No. 1

No. 1

We live beside a small pond called Swan Lake. We never see swans here, however. It’s a bird sanctuary, in a park that by some miracle was never destroyed by development. Thank you for that, whoever you were that was responsible. Daily, we walk around the lake, a distance of about a mile, which takes 45 minutes almost invariably. Sometimes I carry a camera, but we have a joke that whenever I do so, we see no wildlife worthy of a photo. Of course when I leave the camera home we run into owls and hawks face to face! But I still like to lug the camera sometimes. Yesterday I put on my 500mm mirror lens. It’s a Tamron, and in its day was very expensive. I got it at a thrift shop for $65, which is  not much. I regularly see photographers on out walks, carrying gigantic telephoto lenses mounted on tripods worth more than my camera. All for taking pictures of ducks? I don’t know what they do in truth, but as amazing as those lenses must be, I will probably never buy one. I’m more of an opportunist – I hope for good shots to present themselves randomly. As long as I have the camera at hand, turned on, and set to the right settings of course, then sometimes I get a lucky shot. This long lens is hard to hold steady, however – it probably requires a tripod but I’m too lazy to bother. My Pentax K50 has built in shake reduction, and with my shutter set to 1/1000 I shoot and hope for the best. Of course I also have to focus manually, which is the trickiest part. But here are a few shots. I have numbered them. It’s a quiz! Guess what they are. My answers are below.
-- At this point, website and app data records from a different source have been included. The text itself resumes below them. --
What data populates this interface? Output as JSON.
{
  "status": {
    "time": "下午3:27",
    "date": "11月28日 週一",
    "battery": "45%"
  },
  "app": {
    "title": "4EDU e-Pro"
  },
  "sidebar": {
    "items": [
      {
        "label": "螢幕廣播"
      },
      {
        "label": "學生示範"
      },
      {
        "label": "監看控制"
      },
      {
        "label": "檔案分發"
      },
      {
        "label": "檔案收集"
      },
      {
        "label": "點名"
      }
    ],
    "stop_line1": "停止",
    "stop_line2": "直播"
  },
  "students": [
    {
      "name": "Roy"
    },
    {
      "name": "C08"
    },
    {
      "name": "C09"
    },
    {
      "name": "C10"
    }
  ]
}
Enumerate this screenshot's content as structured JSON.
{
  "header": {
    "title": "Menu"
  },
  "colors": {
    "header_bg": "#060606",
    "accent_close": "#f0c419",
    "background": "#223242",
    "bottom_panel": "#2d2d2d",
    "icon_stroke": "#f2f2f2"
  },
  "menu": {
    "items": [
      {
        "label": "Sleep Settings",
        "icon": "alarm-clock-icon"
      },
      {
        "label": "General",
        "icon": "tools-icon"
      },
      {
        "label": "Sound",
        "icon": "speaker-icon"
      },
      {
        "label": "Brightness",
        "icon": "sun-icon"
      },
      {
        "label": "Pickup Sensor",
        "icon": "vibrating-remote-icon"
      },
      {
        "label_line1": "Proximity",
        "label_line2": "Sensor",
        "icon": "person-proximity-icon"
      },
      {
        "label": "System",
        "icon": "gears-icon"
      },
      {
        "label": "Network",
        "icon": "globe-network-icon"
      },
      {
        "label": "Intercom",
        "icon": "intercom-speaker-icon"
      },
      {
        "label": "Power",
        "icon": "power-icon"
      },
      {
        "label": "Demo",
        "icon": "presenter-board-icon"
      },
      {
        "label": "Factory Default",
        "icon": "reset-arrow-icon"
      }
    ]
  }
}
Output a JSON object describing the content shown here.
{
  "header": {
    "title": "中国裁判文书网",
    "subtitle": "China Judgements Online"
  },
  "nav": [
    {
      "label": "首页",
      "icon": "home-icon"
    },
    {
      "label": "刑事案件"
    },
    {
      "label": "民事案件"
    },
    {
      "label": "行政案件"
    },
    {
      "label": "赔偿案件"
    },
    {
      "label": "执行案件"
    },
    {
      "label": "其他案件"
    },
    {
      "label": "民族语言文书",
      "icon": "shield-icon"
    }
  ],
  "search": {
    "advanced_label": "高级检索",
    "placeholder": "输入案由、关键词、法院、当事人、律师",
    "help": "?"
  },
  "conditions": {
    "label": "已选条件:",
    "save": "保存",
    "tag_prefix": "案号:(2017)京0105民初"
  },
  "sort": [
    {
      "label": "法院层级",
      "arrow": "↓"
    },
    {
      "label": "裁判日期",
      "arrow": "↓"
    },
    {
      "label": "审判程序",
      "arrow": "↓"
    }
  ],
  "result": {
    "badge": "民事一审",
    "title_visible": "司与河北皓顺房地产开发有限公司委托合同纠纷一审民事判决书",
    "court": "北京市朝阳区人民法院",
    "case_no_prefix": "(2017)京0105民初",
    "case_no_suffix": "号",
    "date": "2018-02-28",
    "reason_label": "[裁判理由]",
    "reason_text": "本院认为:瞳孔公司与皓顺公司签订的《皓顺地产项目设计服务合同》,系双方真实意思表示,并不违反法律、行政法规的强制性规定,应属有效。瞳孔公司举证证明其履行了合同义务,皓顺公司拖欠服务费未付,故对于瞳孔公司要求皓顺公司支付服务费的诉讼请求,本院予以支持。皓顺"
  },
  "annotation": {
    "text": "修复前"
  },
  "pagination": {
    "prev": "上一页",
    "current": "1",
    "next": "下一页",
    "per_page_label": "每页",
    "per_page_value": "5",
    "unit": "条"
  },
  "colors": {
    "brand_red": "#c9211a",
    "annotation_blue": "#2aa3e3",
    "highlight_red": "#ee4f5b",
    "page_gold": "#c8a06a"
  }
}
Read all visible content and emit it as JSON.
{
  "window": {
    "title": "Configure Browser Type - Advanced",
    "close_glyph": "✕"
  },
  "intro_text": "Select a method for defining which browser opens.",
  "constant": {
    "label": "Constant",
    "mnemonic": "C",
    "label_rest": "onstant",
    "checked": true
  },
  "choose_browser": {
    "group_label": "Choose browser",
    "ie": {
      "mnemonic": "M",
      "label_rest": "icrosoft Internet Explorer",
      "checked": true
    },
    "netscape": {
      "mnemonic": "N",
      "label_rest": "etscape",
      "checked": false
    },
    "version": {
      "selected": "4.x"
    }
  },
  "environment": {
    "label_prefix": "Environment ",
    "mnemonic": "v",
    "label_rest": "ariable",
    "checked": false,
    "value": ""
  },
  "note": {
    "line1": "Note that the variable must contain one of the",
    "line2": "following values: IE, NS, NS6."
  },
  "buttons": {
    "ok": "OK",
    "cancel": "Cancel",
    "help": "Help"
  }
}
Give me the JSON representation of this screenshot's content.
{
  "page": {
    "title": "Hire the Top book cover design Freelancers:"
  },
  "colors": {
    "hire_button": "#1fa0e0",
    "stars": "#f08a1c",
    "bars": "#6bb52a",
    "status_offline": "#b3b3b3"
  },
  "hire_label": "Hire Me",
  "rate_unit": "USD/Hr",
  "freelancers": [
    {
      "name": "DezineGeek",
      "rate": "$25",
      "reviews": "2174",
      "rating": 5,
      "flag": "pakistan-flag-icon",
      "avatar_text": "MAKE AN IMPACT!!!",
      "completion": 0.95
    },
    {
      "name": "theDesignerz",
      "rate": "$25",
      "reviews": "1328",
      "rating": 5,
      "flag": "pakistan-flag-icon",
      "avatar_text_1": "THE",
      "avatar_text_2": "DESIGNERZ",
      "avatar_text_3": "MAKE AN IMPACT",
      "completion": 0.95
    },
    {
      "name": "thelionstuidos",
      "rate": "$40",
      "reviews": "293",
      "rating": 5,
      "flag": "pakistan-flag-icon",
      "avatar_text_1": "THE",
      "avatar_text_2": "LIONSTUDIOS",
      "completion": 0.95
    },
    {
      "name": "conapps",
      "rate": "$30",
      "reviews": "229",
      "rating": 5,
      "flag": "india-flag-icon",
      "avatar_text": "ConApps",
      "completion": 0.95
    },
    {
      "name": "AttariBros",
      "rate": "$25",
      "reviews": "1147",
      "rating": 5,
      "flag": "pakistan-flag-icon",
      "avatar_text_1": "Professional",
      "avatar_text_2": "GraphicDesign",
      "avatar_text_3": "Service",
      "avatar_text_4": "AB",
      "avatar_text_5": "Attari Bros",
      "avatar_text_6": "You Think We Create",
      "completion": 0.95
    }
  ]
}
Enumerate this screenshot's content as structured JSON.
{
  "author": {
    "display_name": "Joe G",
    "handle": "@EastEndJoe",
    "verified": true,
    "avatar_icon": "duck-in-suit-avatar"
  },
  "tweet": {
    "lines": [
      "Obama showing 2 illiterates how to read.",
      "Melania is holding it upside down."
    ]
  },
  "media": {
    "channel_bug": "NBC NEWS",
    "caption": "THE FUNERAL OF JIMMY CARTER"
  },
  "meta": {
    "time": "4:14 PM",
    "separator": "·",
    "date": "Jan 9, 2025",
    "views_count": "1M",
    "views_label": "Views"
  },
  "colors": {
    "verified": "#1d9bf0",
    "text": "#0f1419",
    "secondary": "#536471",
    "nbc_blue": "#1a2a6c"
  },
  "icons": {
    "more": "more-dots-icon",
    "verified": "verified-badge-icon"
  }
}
No. 2

No. 2

Write down your answers – no cheating!

No. 3

No. 3

Put down that book!

No. 4

No. 4

One more to go, then all will be revealed…

No. 5

No. 5

OK, here are the answers:

1. Fuzz on a stick

2. Donatello and Raphael

3. Black footed log roller

4. Orca-like duck

5. Giant hummingbird


OK, who guessed right?


Filed under Animal psychology, Cameras, Photography, Thrift shop finds